I couldn't help myself when I saw this post in the Style section of the New York Times (h/t: I believe it was Instapundit yet again, but it's been a week so I'm not sure).
In the "Motherlode" part of the Style section ("Motherlode?" As the name of a parenting column? Ain't that just adorable?), Lynn Messina writes "I don't want my preschooler to be a gentleman."
Messina opens the blog this way:
"My 4-year-old son, Emmett, swallows a spoonful of cereal and asks me if I know what a gentleman is. Surprised, I tell him I have some idea; then I ask what the word means to him.She is horrified that her young boy "just got his first lesson in sexism" by a teacher who, she says, no doubt means well.
“A gentleman lets girls go first,” he says, explaining that every day at naptime all the girls go to the bathroom before the boys."
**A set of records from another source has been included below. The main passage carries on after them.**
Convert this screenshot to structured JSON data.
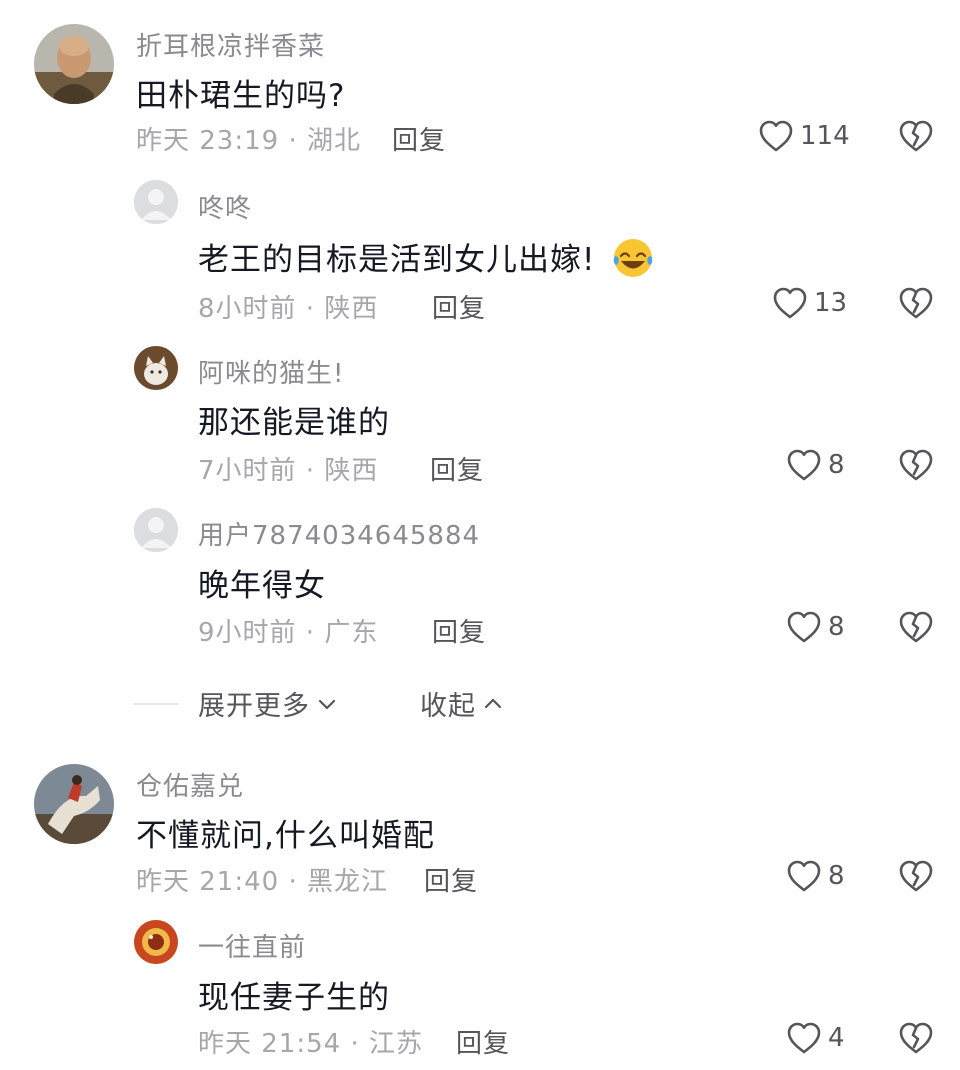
{
  "comments": [
    {
      "user": "折耳根凉拌香菜",
      "text": "田朴珺生的吗?",
      "time": "昨天 23:19",
      "location": "湖北",
      "reply_label": "回复",
      "likes": "114",
      "avatar": "monk-avatar"
    },
    {
      "user": "咚咚",
      "text": "老王的目标是活到女儿出嫁!",
      "emoji": "laughing-tears-emoji",
      "time": "8小时前",
      "location": "陕西",
      "reply_label": "回复",
      "likes": "13",
      "avatar": "default-avatar"
    },
    {
      "user": "阿咪的猫生!",
      "text": "那还能是谁的",
      "time": "7小时前",
      "location": "陕西",
      "reply_label": "回复",
      "likes": "8",
      "avatar": "cat-avatar"
    },
    {
      "user": "用户7874034645884",
      "text": "晚年得女",
      "time": "9小时前",
      "location": "广东",
      "reply_label": "回复",
      "likes": "8",
      "avatar": "default-avatar"
    },
    {
      "user": "仓佑嘉兑",
      "text": "不懂就问,什么叫婚配",
      "time": "昨天 21:40",
      "location": "黑龙江",
      "reply_label": "回复",
      "likes": "8",
      "avatar": "horse-painting-avatar"
    },
    {
      "user": "一往直前",
      "text": "现任妻子生的",
      "time": "昨天 21:54",
      "location": "江苏",
      "reply_label": "回复",
      "likes": "4",
      "avatar": "food-avatar"
    }
  ],
  "thread_controls": {
    "expand_label": "展开更多",
    "collapse_label": "收起"
  },
  "separator": " · ",
  "colors": {
    "text": "#161823",
    "secondary": "#8a8b91",
    "meta": "#a6a7ab",
    "action": "#55565c"
  }
}
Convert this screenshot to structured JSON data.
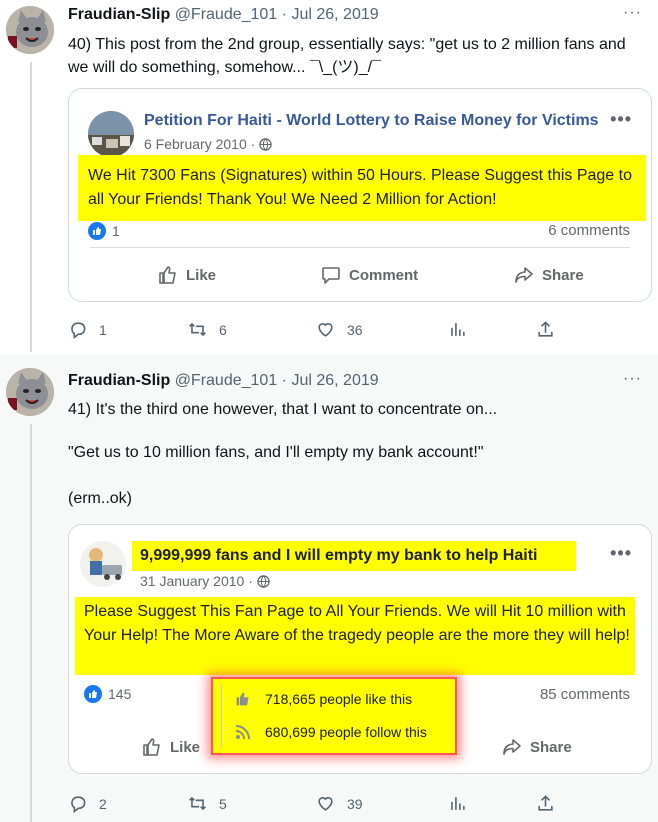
{
  "tweets": [
    {
      "author_name": "Fraudian-Slip",
      "handle": "@Fraude_101",
      "separator": "·",
      "date": "Jul 26, 2019",
      "more": "···",
      "text": "40) This post from the 2nd group, essentially says: \"get us to 2 million fans and we will do something, somehow... ¯\\_(ツ)_/¯",
      "embed": {
        "page_title": "Petition For Haiti - World Lottery to Raise Money for Victims",
        "date": "6 February 2010 ·",
        "more": "•••",
        "body": "We Hit 7300 Fans (Signatures) within 50 Hours. Please Suggest this Page to all Your Friends! Thank You! We Need 2 Million for Action!",
        "reactions": "1",
        "comments": "6 comments",
        "like_label": "Like",
        "comment_label": "Comment",
        "share_label": "Share"
      },
      "actions": {
        "replies": "1",
        "retweets": "6",
        "likes": "36"
      }
    },
    {
      "author_name": "Fraudian-Slip",
      "handle": "@Fraude_101",
      "separator": "·",
      "date": "Jul 26, 2019",
      "more": "···",
      "text_lines": [
        "41) It's the third one however, that I want to concentrate on...",
        "\"Get us to 10 million fans, and I'll empty my bank account!\"",
        "(erm..ok)"
      ],
      "embed": {
        "page_title": "9,999,999 fans and I will empty my bank to help Haiti",
        "date": "31 January 2010 ·",
        "more": "•••",
        "body": "Please Suggest This Fan Page to All Your Friends. We will Hit 10 million with Your Help! The More Aware of the tragedy people are the more they will help!",
        "reactions": "145",
        "comments": "85 comments",
        "like_label": "Like",
        "share_label": "Share",
        "likes_stat": "718,665 people like this",
        "follows_stat": "680,699 people follow this"
      },
      "actions": {
        "replies": "2",
        "retweets": "5",
        "likes": "39"
      }
    }
  ],
  "colors": {
    "accent_link": "#385898",
    "highlight": "#ffff00",
    "fb_blue": "#1877f2",
    "muted": "#536471",
    "callout_border": "#ff5555"
  },
  "icons": [
    "reply-icon",
    "retweet-icon",
    "heart-icon",
    "analytics-icon",
    "share-icon",
    "thumbs-up-icon",
    "comment-icon",
    "share-arrow-icon",
    "globe-icon",
    "rss-icon"
  ]
}
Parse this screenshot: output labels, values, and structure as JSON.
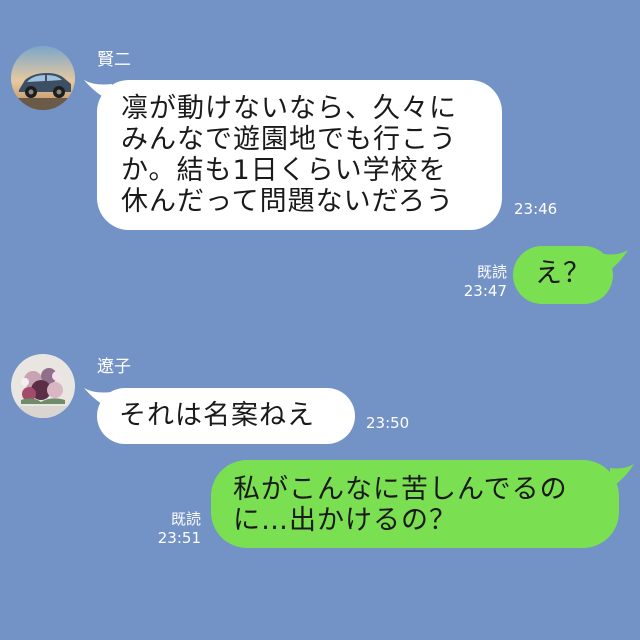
{
  "messages": [
    {
      "sender": "賢二",
      "side": "left",
      "text": "凛が動けないなら、久々に\nみんなで遊園地でも行こう\nか。結も1日くらい学校を\n休んだって問題ないだろう",
      "time": "23:46"
    },
    {
      "side": "right",
      "text": "え？",
      "read_label": "既読",
      "time": "23:47"
    },
    {
      "sender": "遼子",
      "side": "left",
      "text": "それは名案ねえ",
      "time": "23:50"
    },
    {
      "side": "right",
      "text": "私がこんなに苦しんでるの\nに…出かけるの？",
      "read_label": "既読",
      "time": "23:51"
    }
  ],
  "colors": {
    "background": "#7392c6",
    "incoming_bubble": "#ffffff",
    "outgoing_bubble": "#7be051",
    "meta_text": "#ffffff"
  },
  "icons": {
    "avatar_kenji": "car-photo-avatar",
    "avatar_ryoko": "flower-bouquet-avatar"
  }
}
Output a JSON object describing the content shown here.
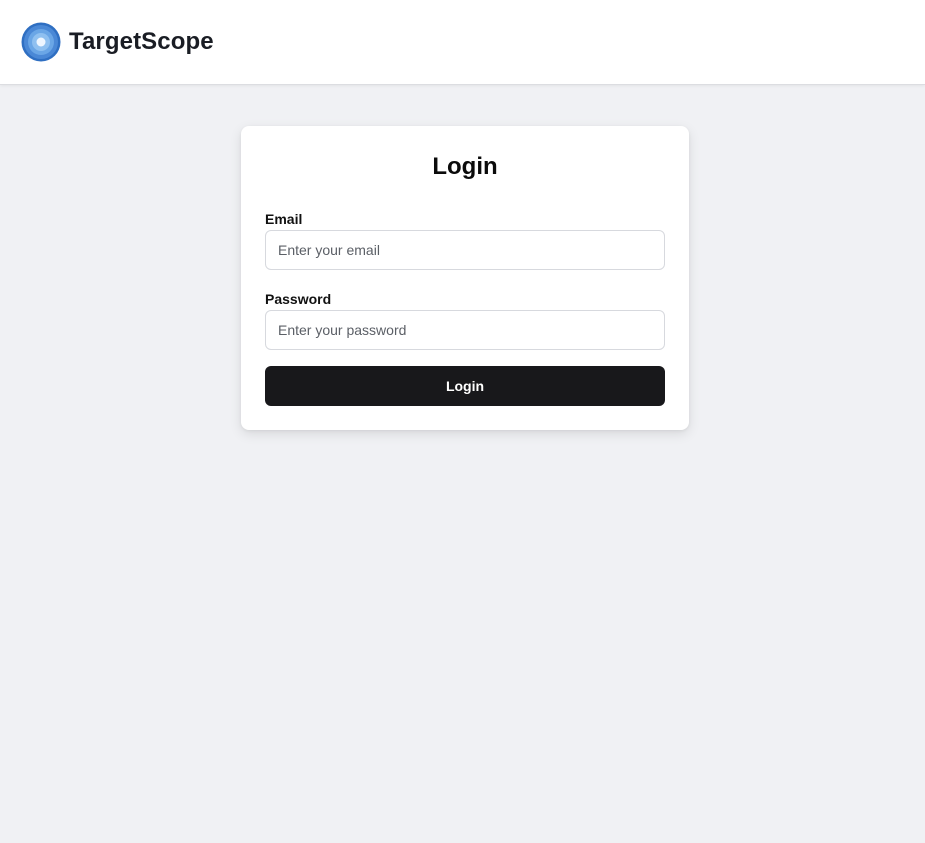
{
  "header": {
    "brand_name": "TargetScope",
    "logo_icon": "target-icon"
  },
  "login": {
    "title": "Login",
    "email_label": "Email",
    "email_value": "",
    "email_placeholder": "Enter your email",
    "password_label": "Password",
    "password_value": "",
    "password_placeholder": "Enter your password",
    "submit_label": "Login"
  },
  "colors": {
    "page_background": "#f0f1f4",
    "button_background": "#18181b",
    "logo_outer": "#2f6fc2",
    "logo_mid": "#5a9ae0",
    "logo_inner": "#a9d0f5"
  }
}
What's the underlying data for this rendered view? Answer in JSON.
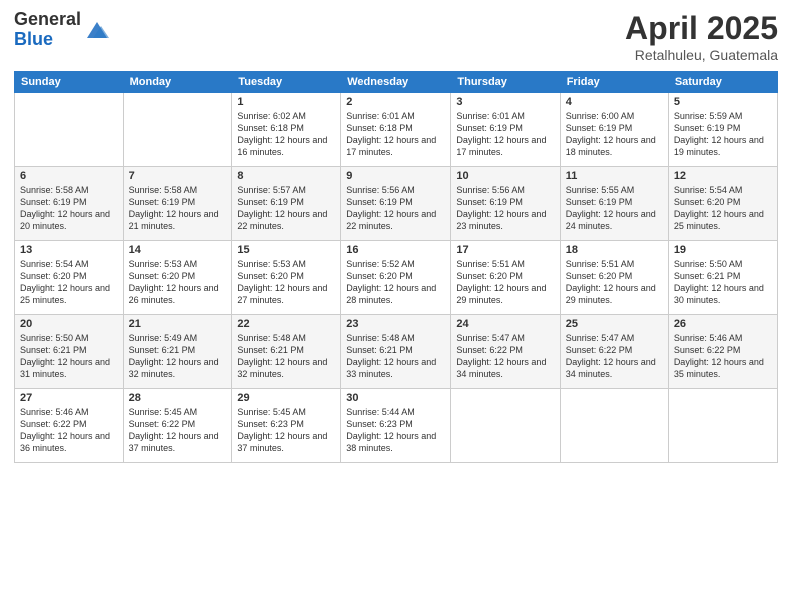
{
  "logo": {
    "general": "General",
    "blue": "Blue"
  },
  "title": {
    "month": "April 2025",
    "location": "Retalhuleu, Guatemala"
  },
  "weekdays": [
    "Sunday",
    "Monday",
    "Tuesday",
    "Wednesday",
    "Thursday",
    "Friday",
    "Saturday"
  ],
  "weeks": [
    [
      {
        "day": "",
        "sunrise": "",
        "sunset": "",
        "daylight": ""
      },
      {
        "day": "",
        "sunrise": "",
        "sunset": "",
        "daylight": ""
      },
      {
        "day": "1",
        "sunrise": "Sunrise: 6:02 AM",
        "sunset": "Sunset: 6:18 PM",
        "daylight": "Daylight: 12 hours and 16 minutes."
      },
      {
        "day": "2",
        "sunrise": "Sunrise: 6:01 AM",
        "sunset": "Sunset: 6:18 PM",
        "daylight": "Daylight: 12 hours and 17 minutes."
      },
      {
        "day": "3",
        "sunrise": "Sunrise: 6:01 AM",
        "sunset": "Sunset: 6:19 PM",
        "daylight": "Daylight: 12 hours and 17 minutes."
      },
      {
        "day": "4",
        "sunrise": "Sunrise: 6:00 AM",
        "sunset": "Sunset: 6:19 PM",
        "daylight": "Daylight: 12 hours and 18 minutes."
      },
      {
        "day": "5",
        "sunrise": "Sunrise: 5:59 AM",
        "sunset": "Sunset: 6:19 PM",
        "daylight": "Daylight: 12 hours and 19 minutes."
      }
    ],
    [
      {
        "day": "6",
        "sunrise": "Sunrise: 5:58 AM",
        "sunset": "Sunset: 6:19 PM",
        "daylight": "Daylight: 12 hours and 20 minutes."
      },
      {
        "day": "7",
        "sunrise": "Sunrise: 5:58 AM",
        "sunset": "Sunset: 6:19 PM",
        "daylight": "Daylight: 12 hours and 21 minutes."
      },
      {
        "day": "8",
        "sunrise": "Sunrise: 5:57 AM",
        "sunset": "Sunset: 6:19 PM",
        "daylight": "Daylight: 12 hours and 22 minutes."
      },
      {
        "day": "9",
        "sunrise": "Sunrise: 5:56 AM",
        "sunset": "Sunset: 6:19 PM",
        "daylight": "Daylight: 12 hours and 22 minutes."
      },
      {
        "day": "10",
        "sunrise": "Sunrise: 5:56 AM",
        "sunset": "Sunset: 6:19 PM",
        "daylight": "Daylight: 12 hours and 23 minutes."
      },
      {
        "day": "11",
        "sunrise": "Sunrise: 5:55 AM",
        "sunset": "Sunset: 6:19 PM",
        "daylight": "Daylight: 12 hours and 24 minutes."
      },
      {
        "day": "12",
        "sunrise": "Sunrise: 5:54 AM",
        "sunset": "Sunset: 6:20 PM",
        "daylight": "Daylight: 12 hours and 25 minutes."
      }
    ],
    [
      {
        "day": "13",
        "sunrise": "Sunrise: 5:54 AM",
        "sunset": "Sunset: 6:20 PM",
        "daylight": "Daylight: 12 hours and 25 minutes."
      },
      {
        "day": "14",
        "sunrise": "Sunrise: 5:53 AM",
        "sunset": "Sunset: 6:20 PM",
        "daylight": "Daylight: 12 hours and 26 minutes."
      },
      {
        "day": "15",
        "sunrise": "Sunrise: 5:53 AM",
        "sunset": "Sunset: 6:20 PM",
        "daylight": "Daylight: 12 hours and 27 minutes."
      },
      {
        "day": "16",
        "sunrise": "Sunrise: 5:52 AM",
        "sunset": "Sunset: 6:20 PM",
        "daylight": "Daylight: 12 hours and 28 minutes."
      },
      {
        "day": "17",
        "sunrise": "Sunrise: 5:51 AM",
        "sunset": "Sunset: 6:20 PM",
        "daylight": "Daylight: 12 hours and 29 minutes."
      },
      {
        "day": "18",
        "sunrise": "Sunrise: 5:51 AM",
        "sunset": "Sunset: 6:20 PM",
        "daylight": "Daylight: 12 hours and 29 minutes."
      },
      {
        "day": "19",
        "sunrise": "Sunrise: 5:50 AM",
        "sunset": "Sunset: 6:21 PM",
        "daylight": "Daylight: 12 hours and 30 minutes."
      }
    ],
    [
      {
        "day": "20",
        "sunrise": "Sunrise: 5:50 AM",
        "sunset": "Sunset: 6:21 PM",
        "daylight": "Daylight: 12 hours and 31 minutes."
      },
      {
        "day": "21",
        "sunrise": "Sunrise: 5:49 AM",
        "sunset": "Sunset: 6:21 PM",
        "daylight": "Daylight: 12 hours and 32 minutes."
      },
      {
        "day": "22",
        "sunrise": "Sunrise: 5:48 AM",
        "sunset": "Sunset: 6:21 PM",
        "daylight": "Daylight: 12 hours and 32 minutes."
      },
      {
        "day": "23",
        "sunrise": "Sunrise: 5:48 AM",
        "sunset": "Sunset: 6:21 PM",
        "daylight": "Daylight: 12 hours and 33 minutes."
      },
      {
        "day": "24",
        "sunrise": "Sunrise: 5:47 AM",
        "sunset": "Sunset: 6:22 PM",
        "daylight": "Daylight: 12 hours and 34 minutes."
      },
      {
        "day": "25",
        "sunrise": "Sunrise: 5:47 AM",
        "sunset": "Sunset: 6:22 PM",
        "daylight": "Daylight: 12 hours and 34 minutes."
      },
      {
        "day": "26",
        "sunrise": "Sunrise: 5:46 AM",
        "sunset": "Sunset: 6:22 PM",
        "daylight": "Daylight: 12 hours and 35 minutes."
      }
    ],
    [
      {
        "day": "27",
        "sunrise": "Sunrise: 5:46 AM",
        "sunset": "Sunset: 6:22 PM",
        "daylight": "Daylight: 12 hours and 36 minutes."
      },
      {
        "day": "28",
        "sunrise": "Sunrise: 5:45 AM",
        "sunset": "Sunset: 6:22 PM",
        "daylight": "Daylight: 12 hours and 37 minutes."
      },
      {
        "day": "29",
        "sunrise": "Sunrise: 5:45 AM",
        "sunset": "Sunset: 6:23 PM",
        "daylight": "Daylight: 12 hours and 37 minutes."
      },
      {
        "day": "30",
        "sunrise": "Sunrise: 5:44 AM",
        "sunset": "Sunset: 6:23 PM",
        "daylight": "Daylight: 12 hours and 38 minutes."
      },
      {
        "day": "",
        "sunrise": "",
        "sunset": "",
        "daylight": ""
      },
      {
        "day": "",
        "sunrise": "",
        "sunset": "",
        "daylight": ""
      },
      {
        "day": "",
        "sunrise": "",
        "sunset": "",
        "daylight": ""
      }
    ]
  ]
}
I personally would say that the teacher is making it way too simplistic, though maybe that's because of the age-level she's dealing with. I don't know.
Anyway, she goes on to lament that her views seem out of step with the mainstream. "Almost everyone I mention it to thinks it’s lovely and sweet. What’s the harm in teaching little boys to respect little girls?" (Because I guess respect is a bad thing?)
Pure evil, it knows no bounds.
But she sees through men's evil plans:
"Letting girls use the bathroom first isn’t a show of respect. It is, rather, the first brick in the super high pedestal that allows men to exalt women out of sight. A true show of respect is paying us equally for the same work, not 77 cents on the dollar, which is the current average. That’s the world I want my son to live in and I seriously doubt it will ever happen as long as women believe men should hold the door open for them."Yeah, because men just want women out of sight completely, and that's the only reason they would treat a woman with extra respect.
I want to highlight something Lee Habeeb wrote on National Review Online, called "The War Against Black Men," because I think it speaks to the cultural aspect of this issue.
Habeeb talks about how the nation (he's talking about Chicago, but I think it's a societal problem) doesn't have a gun problem, it has a father problem. Or lack thereof.
What pertains to my point is this:
"When young men don’t have fathers, they don’t learn to control their masculine impulses. They don’t have fathers to teach them how to channel their masculine impulses in productive ways.He's not talking about how men treat women in this article. He's talking more about violence in general.
When young men don’t have fathers, those men will seek out masculine love — masculine acceptance — where they can find it. Often, they find it in gangs."
But it does bring to mind something that I also think is a problem in this society where men aren't taught to respect women, where misguided feminists think that treating a woman with an extra bit of respect and courtesy is somehow demeaning them. The combination of the two can be quite toxic.
|When women aren't respected in society, you get this.|
Of course, I'm not saying that it can't be taken too far, and some men do treat women this way because they don't think they are capable of doing anything themselves. Holding the door and carrying things for your wife doesn't mean anything when you also verbally demean her and treat her as useless and as somebody who should stay in the kitchen and be quiet.
But do we have to throw out the good stuff with the bad? Why does respect have to be thrown out with the condescension?
Messina goes on to say that in her mind, a gentleman lets other people go first, regardless of gender. "If two boys reach the top of the slide at the same time, a gentleman lets the other one go first." (why do I picture that and see two boys just constantly gesturing to each other for the other to go first, until they start fighting over who gets to go last?)
Her final paragraph is the kicker, though.
"It’s churlish to argue, so I let it go, and when, a few hours later in the park, I see him grab his soccer ball from a girl his own age, I feel a ridiculous rush of relief at his ungentlemanly behavior. Then I cross the field to remind him yet again how to share."Why she seems to think that treating women with respect takes the place of basic civility in general, I don't know. Can't a boy learn to share without also losing the basic respect for women?
It is possible to have both, you know.